(INPUT)
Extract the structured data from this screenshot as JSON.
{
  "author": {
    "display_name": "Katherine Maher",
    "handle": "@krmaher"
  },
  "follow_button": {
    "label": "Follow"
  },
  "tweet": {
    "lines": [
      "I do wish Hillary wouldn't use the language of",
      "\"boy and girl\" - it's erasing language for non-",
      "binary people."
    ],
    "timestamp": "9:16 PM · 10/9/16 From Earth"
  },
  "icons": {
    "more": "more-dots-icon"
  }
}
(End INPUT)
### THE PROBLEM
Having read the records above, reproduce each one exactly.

### EXPECTED ANSWER
Extract the structured data from this screenshot as JSON.
{
  "author": {
    "display_name": "Katherine Maher",
    "handle": "@krmaher"
  },
  "follow_button": {
    "label": "Follow"
  },
  "tweet": {
    "lines": [
      "I do wish Hillary wouldn't use the language of",
      "\"boy and girl\" - it's erasing language for non-",
      "binary people."
    ],
    "timestamp": "9:16 PM · 10/9/16 From Earth"
  },
  "icons": {
    "more": "more-dots-icon"
  }
}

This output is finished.